Tuesday, February 3, 2009

Rafah border crossing to close starting Thursday, says report

Daily News Egypt
By Abdel-Rahman Hussein
February 3, 2009

CAIRO: The Egyptian government intends to close the Rafah border crossing starting Thursday, an unnamed official told the state-run Al-Ahram newspaper.

The crossing was opened in the wake of the Israeli offensive on Gaza Dec. 27 to allow humanitarian aid to go through and to receive wounded Palestinians that were treated in Egypt.
The decision comes after Egypt stopped receiving any more wounded Gazans, but the official did say that Egypt reserved the right to open the crossing in the future.

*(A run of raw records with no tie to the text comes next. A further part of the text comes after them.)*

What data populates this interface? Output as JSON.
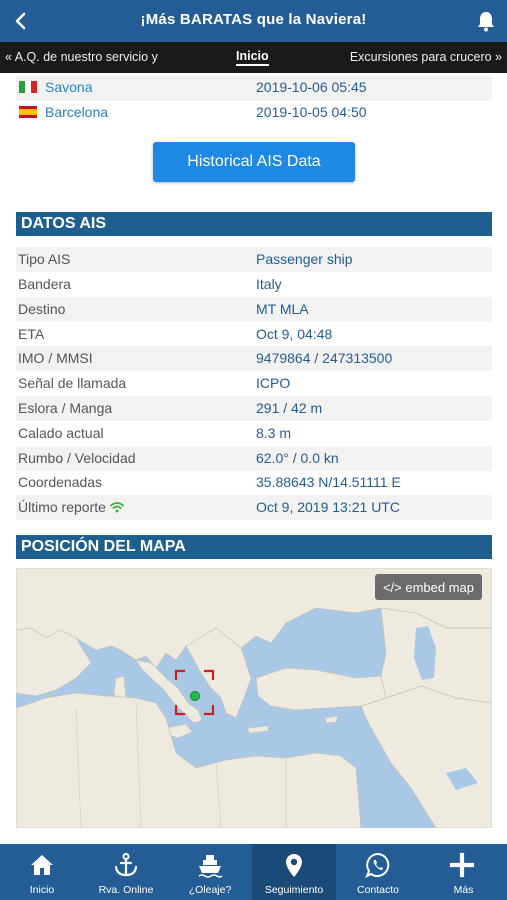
{
  "header": {
    "title": "¡Más BARATAS que la Naviera!",
    "back_icon": "chevron-left-icon",
    "bell_icon": "bell-icon"
  },
  "subnav": {
    "left": "« A.Q. de nuestro servicio y",
    "center": "Inicio",
    "right": "Excursiones para crucero »"
  },
  "ports": [
    {
      "name": "Savona",
      "date": "2019-10-06 05:45",
      "flag": "italy-flag"
    },
    {
      "name": "Barcelona",
      "date": "2019-10-05 04:50",
      "flag": "spain-flag"
    }
  ],
  "ais_button": "Historical AIS Data",
  "datos_ais": {
    "title": "DATOS AIS",
    "rows": [
      {
        "label": "Tipo AIS",
        "value": "Passenger ship"
      },
      {
        "label": "Bandera",
        "value": "Italy"
      },
      {
        "label": "Destino",
        "value": "MT MLA"
      },
      {
        "label": "ETA",
        "value": "Oct 9, 04:48"
      },
      {
        "label": "IMO / MMSI",
        "value": "9479864 / 247313500"
      },
      {
        "label": "Señal de llamada",
        "value": "ICPO"
      },
      {
        "label": "Eslora / Manga",
        "value": "291 / 42 m"
      },
      {
        "label": "Calado actual",
        "value": "8.3 m"
      },
      {
        "label": "Rumbo / Velocidad",
        "value": "62.0° / 0.0 kn"
      },
      {
        "label": "Coordenadas",
        "value": "35.88643 N/14.51111 E"
      },
      {
        "label": "Último reporte",
        "value": "Oct 9, 2019 13:21 UTC"
      }
    ]
  },
  "mapa": {
    "title": "POSICIÓN DEL MAPA",
    "embed_label": "</> embed map"
  },
  "tabs": [
    {
      "label": "Inicio",
      "icon": "home-icon"
    },
    {
      "label": "Rva. Online",
      "icon": "anchor-icon"
    },
    {
      "label": "¿Oleaje?",
      "icon": "ship-icon"
    },
    {
      "label": "Seguimiento",
      "icon": "map-pin-icon",
      "active": true
    },
    {
      "label": "Contacto",
      "icon": "whatsapp-icon"
    },
    {
      "label": "Más",
      "icon": "plus-icon"
    }
  ],
  "colors": {
    "header": "#245d96",
    "section": "#1f5f8f",
    "button": "#1e88e5",
    "link": "#2b82c9"
  }
}
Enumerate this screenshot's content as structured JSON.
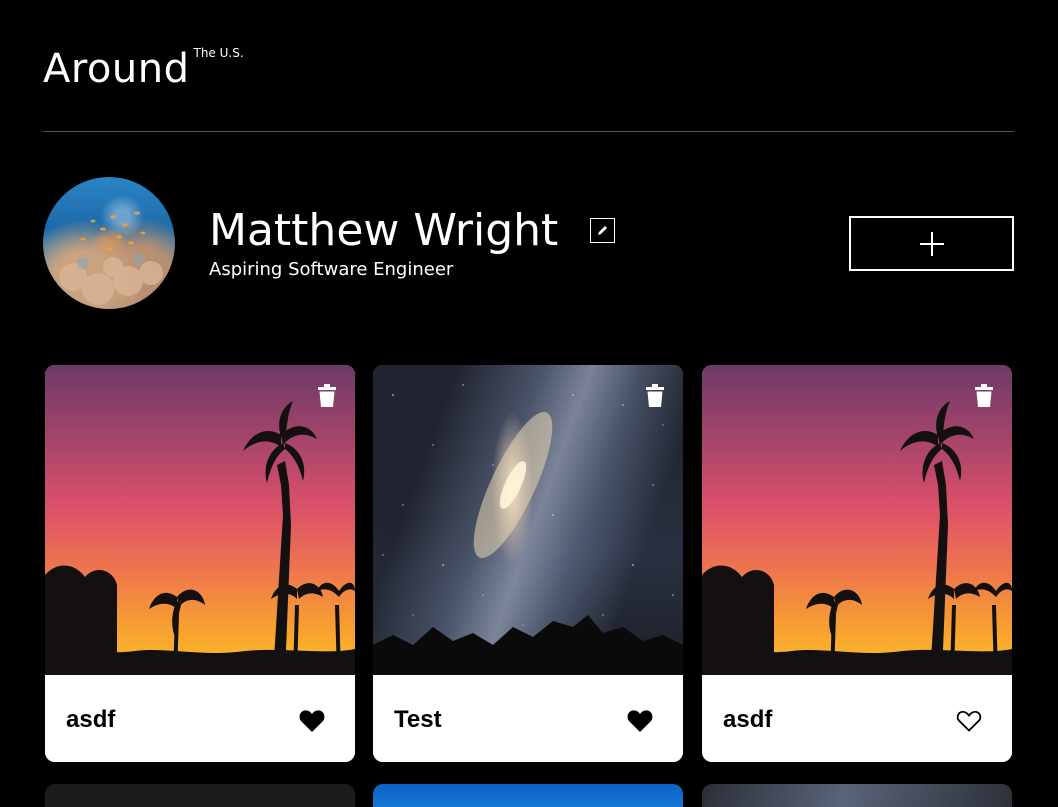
{
  "header": {
    "logo_main": "Around",
    "logo_sup": "The U.S."
  },
  "profile": {
    "name": "Matthew Wright",
    "job": "Aspiring Software Engineer",
    "edit_icon": "pencil-icon",
    "add_icon": "plus-icon"
  },
  "cards": [
    {
      "title": "asdf",
      "image": "sunset-palms",
      "liked": true
    },
    {
      "title": "Test",
      "image": "milky-way-galaxy",
      "liked": true
    },
    {
      "title": "asdf",
      "image": "sunset-palms",
      "liked": false
    }
  ],
  "colors": {
    "background": "#000000",
    "card_footer": "#ffffff",
    "divider": "#545454"
  }
}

The announcement of the closure comes on the heels of a ruling by the Supreme Administrative Court to ban aid convoys from entering the Gaza Strip except through legal channels dictated by the state.

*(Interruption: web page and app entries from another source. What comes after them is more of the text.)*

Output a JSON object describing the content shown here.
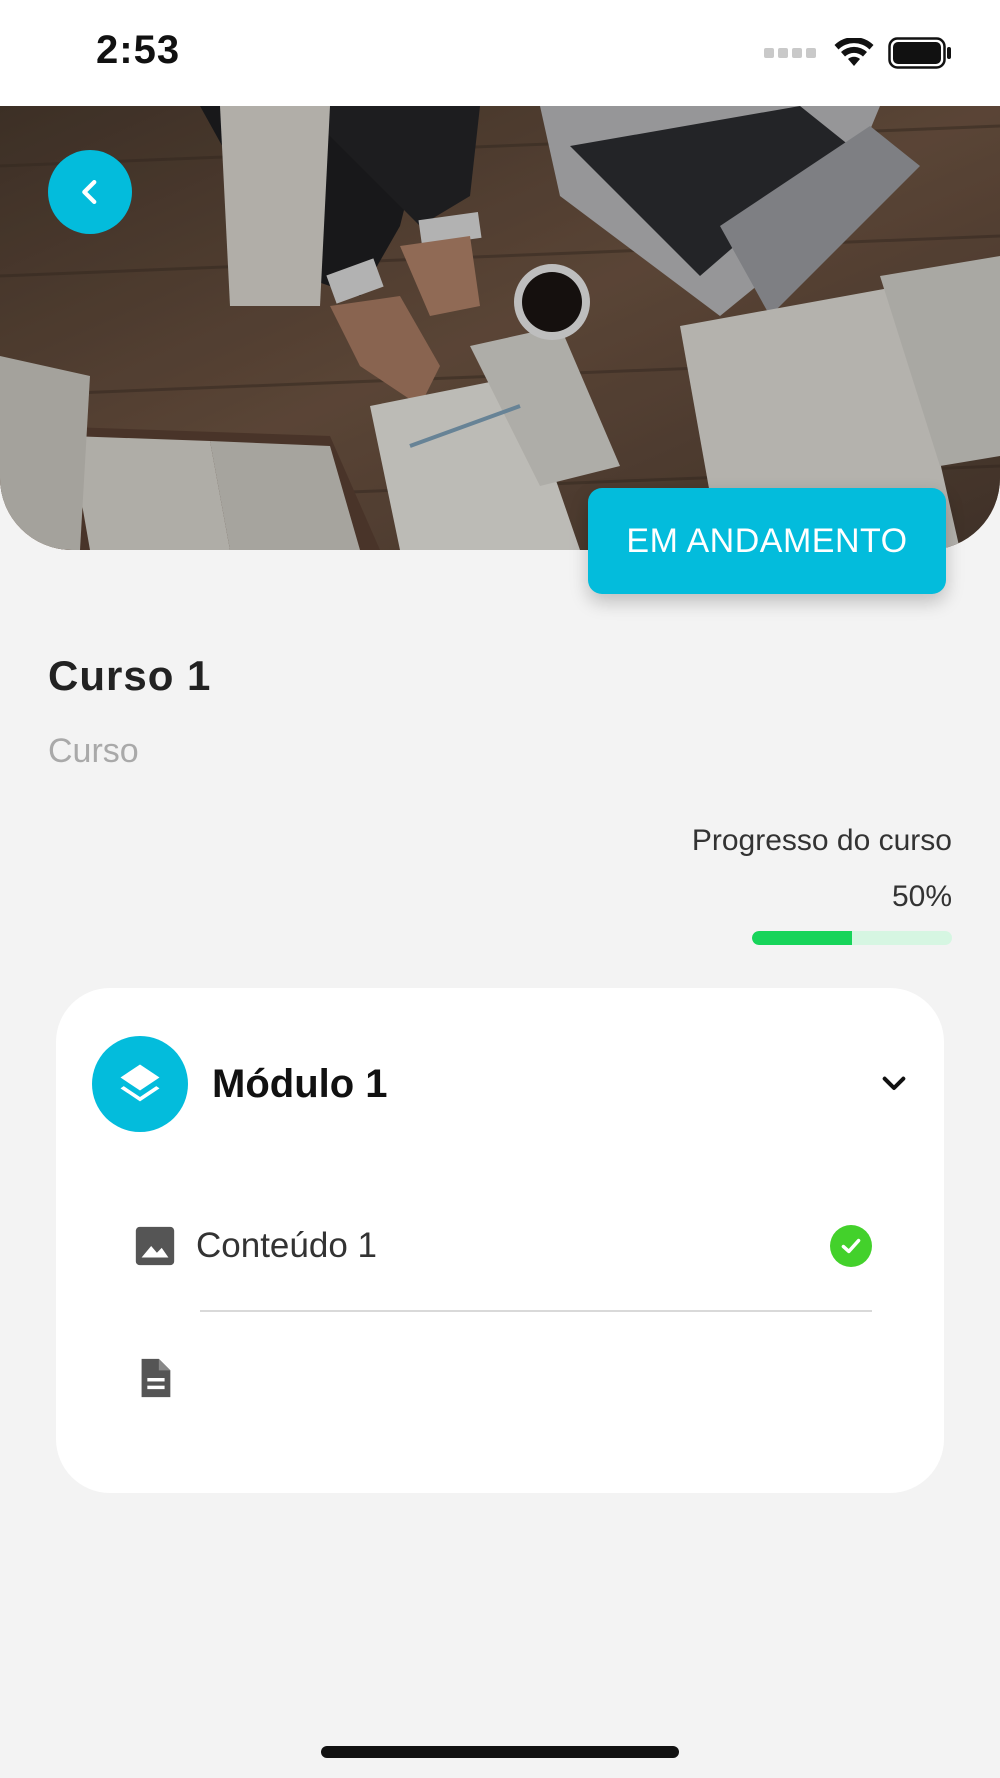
{
  "status_bar": {
    "time": "2:53",
    "icons": [
      "signal-icon",
      "wifi-icon",
      "battery-icon"
    ]
  },
  "hero": {
    "image": "business-meeting-photo",
    "back_icon": "chevron-left-icon"
  },
  "status_chip": {
    "label": "EM ANDAMENTO"
  },
  "course": {
    "title": "Curso 1",
    "type": "Curso",
    "progress_label": "Progresso do curso",
    "progress_text": "50%",
    "progress_fraction": 0.5
  },
  "module": {
    "title": "Módulo 1",
    "icon": "layers-icon",
    "expand_icon": "chevron-down-icon",
    "items": [
      {
        "label": "Conteúdo 1",
        "icon": "image-icon",
        "completed": true
      },
      {
        "label": "",
        "icon": "document-icon",
        "completed": false
      }
    ]
  },
  "colors": {
    "accent": "#03bcdc",
    "progress_fill": "#17d45a",
    "progress_track": "#d6f6e2",
    "check": "#43d12b",
    "background": "#f3f3f3"
  }
}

This appears to mean that aid convoys will now be permitted entry through the Israeli-controlled checkpoints of Al-Oja and Kerem Shalom (Karem Abu Salem).

But secretary of the Tagammu party in North Sinai Ashraf El Hefny told Daily News Egypt that they had no intention of sending any humanitarian aid through the Israeli-controlled crossings, and would only send it through the Rafah crossing.

On the closure he said, “[Egypt] is participating in the blockade of Gaza to put pressure on Hamas to accept Israeli terms for a negotiation. [It is] also making security arrangements for the benefit of Israel. This is collusion, this is more than collusion.

“It is also an attack on our sovereignty. [President Hosni] Mubarak says we don’t want foreign troops on the border but what about the American experts who were at the crossing?” he added.

UN Secretary General Ban Ki-moon reiterated on Tuesday while in Abu Dhabi his call for the crossings into Gaza to be opened, which he deemed a necessity for the attainment of a lasting ceasefire.

“Crossings must be open. All the crossings must be open to make the ceasefire durable,” he said.

At the Rafah border crossing, two journalists from Al Jazeera, Ahmed Mansour and Ghassan Ben Jiddu, were prevented from entering the Gaza Strip for the third consecutive day. Additionally, six members if their news crew were also denied entry.

However other reporters were allowed to enter the Gaza Strip through the crossing. It was also reported Tuesday that the Israeli Foreign Ministry had placed restrictions on Al Jazeera staff situated there.

The restrictions come as a response to the closure of the Israeli trade office in Doha, Qatar, in the midst of the war. The restrictions include non-renewal of visas for reporters not holding Israeli documentation, prohibiting the interviewing of all politicians except three designated spokespeople, and denial of entry into briefings and press conferences.